This book has many things to like about it, and some not to like, which might very well be appropriate as the story revolves around the combination of opposites. There are two main characters in this one - Prince Jalan Kendeth, a womanizer and self proclaimed coward, and Snorri, a Viking warrior out for revenge against those who attacked his homeland. Snorri and Jalan form an odd couple dynamic as fate thrusts them together and sends them out on a suicide mission where they must find a way to get along or they will both end up dead. With their opposing personalities playing off each other they both face obstacles in their own unique way while never really knowing the bigger picture of what is going on.
Having enjoyed all 6 existing books in Joe Abercrombie's First Law series I find myself always craving for more. That is why I picked up Sharp Ends despite the fact that I tend to not like collections of short stories. Add on that Steven Pacey narrated the audiobook and there was no way I could resist this one. The Abercrombie/Pacey audiobook combo is one of the best that I have ever listened to and the two of them just bring out the best in each other.
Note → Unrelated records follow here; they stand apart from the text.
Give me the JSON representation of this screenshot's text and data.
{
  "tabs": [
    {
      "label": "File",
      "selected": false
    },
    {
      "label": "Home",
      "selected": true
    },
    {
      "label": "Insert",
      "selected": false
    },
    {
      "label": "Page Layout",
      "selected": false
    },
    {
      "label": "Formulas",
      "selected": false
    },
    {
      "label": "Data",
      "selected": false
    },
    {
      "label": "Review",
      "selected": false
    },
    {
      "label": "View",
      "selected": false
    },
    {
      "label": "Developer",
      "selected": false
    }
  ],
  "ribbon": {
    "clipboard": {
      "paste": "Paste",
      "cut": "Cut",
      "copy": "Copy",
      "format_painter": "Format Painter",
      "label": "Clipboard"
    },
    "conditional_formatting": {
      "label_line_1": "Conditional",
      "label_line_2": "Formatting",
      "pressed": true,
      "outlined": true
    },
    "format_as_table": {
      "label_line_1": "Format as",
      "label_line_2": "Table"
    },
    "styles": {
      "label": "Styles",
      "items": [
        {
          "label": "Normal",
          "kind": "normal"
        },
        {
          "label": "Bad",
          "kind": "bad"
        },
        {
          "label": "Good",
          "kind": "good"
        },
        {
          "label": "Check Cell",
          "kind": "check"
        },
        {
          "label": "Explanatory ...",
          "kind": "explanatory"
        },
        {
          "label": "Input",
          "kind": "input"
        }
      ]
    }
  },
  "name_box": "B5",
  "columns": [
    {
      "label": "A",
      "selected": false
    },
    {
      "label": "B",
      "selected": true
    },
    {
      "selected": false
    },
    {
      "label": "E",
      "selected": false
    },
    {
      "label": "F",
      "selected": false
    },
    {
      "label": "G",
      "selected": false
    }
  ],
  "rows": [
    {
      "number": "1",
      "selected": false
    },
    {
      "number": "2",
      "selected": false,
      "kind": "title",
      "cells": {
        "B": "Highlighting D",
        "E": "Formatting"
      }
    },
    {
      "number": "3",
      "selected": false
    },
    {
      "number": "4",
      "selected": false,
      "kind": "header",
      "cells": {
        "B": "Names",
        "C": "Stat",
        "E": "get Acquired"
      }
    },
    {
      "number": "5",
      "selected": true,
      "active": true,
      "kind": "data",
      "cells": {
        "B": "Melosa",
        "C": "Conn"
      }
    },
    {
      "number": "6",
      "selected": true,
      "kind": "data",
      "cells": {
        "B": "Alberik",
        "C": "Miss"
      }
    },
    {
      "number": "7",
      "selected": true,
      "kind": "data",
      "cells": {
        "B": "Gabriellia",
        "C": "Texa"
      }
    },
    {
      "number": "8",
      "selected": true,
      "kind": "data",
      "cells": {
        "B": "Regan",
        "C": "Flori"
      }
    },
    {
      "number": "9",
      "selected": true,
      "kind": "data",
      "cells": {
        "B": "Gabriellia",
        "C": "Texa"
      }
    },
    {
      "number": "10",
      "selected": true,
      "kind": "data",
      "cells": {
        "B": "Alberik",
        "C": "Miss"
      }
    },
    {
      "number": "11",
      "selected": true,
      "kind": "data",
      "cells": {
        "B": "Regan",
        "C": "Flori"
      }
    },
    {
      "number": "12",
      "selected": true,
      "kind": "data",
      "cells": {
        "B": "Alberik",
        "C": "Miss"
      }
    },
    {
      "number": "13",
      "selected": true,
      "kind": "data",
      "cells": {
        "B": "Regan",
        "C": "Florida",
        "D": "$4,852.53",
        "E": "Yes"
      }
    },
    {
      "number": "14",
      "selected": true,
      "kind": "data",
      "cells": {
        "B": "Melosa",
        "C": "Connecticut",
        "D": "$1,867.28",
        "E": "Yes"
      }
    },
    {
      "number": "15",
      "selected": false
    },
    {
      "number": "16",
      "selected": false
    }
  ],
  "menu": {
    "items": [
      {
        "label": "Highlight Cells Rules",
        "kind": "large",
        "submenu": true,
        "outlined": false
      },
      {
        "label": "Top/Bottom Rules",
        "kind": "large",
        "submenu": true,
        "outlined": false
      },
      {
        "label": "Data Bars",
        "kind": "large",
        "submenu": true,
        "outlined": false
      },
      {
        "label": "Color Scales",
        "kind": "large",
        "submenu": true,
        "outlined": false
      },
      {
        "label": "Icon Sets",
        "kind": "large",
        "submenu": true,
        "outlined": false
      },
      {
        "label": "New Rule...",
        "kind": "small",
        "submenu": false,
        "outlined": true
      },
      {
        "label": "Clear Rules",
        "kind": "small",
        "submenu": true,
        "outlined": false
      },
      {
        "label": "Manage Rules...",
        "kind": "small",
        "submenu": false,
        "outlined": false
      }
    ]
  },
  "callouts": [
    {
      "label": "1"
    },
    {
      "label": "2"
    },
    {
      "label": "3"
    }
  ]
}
Pacey's narration of these characters is just superb and I highly recommend that you give the entire series a listen even if you have already read it. To my delight many of my favorite characters from the prior books do make an appearance in these short stories including, but not limited to, Glokta, Logen, Dogman, Bethod, Whirrun, and Nicomo Cosca. However, in the end, the short story format left me wanting more and feeling unsatisfied as favorite characters appeared and were gone before I knew it.
The Symphony of the Ages is a long fantasy series about three friends prophesied to save the world. It starts when a boy finds himself a thousand years in the past where he meets and falls in love with Emily. They shared one night together and then he was inexplicably gone. She sets out with a broken heart to find him and in one of the few realistic aspects of the series ended up a prostitute called Rhapsody. She eventually studied to be a Namer, a loremaster who can speak true names which gives them some power, and a musician. While running from a former evil client and his goons she meets The Brother, whom she names Achmed the Snake, and his friend Gunther. An Assassin by trade The Brother was forced to work for one of the evil Fedor because it had his true name. By renaming him Rhapsody has unknowingly freed him and the three flee into the center of the earth, literally walking and crawling from one side of the world to the other. The discover that there is a prophecy about "The Three" who might be able to save the world from destruction by the Fedor. Rhapsody also falls for a guy who might be evil, is half insane, and as a young man got sent back in time for a single night...lots of us make bad relationship decisions.
In the Bitterbynde books the world of Erith is a dangerous place full of wights, both Seelie and Unseelie, and the Faeran themselves are barely a memory. The title character of the Ill-Made Mute has no memory, no voice, and a face that is horribly scarred from paradox ivy poisoning. At night the servants share stories of Seelie and Unseelie wights, how to escape them, and most often about people who died. Although Erith is a fantasy world the author pulled these stories from real tales, mostly from the British Isles. These stories become very important as the Mute journeys in search of a name, her memory, and something to remove the scars left by the poison. Naturally this all turns into a greater quest that will determine the fate of both faeries and humans. The series really stands out due to a poetic writing style that blends well with the tales of Eldritch lore.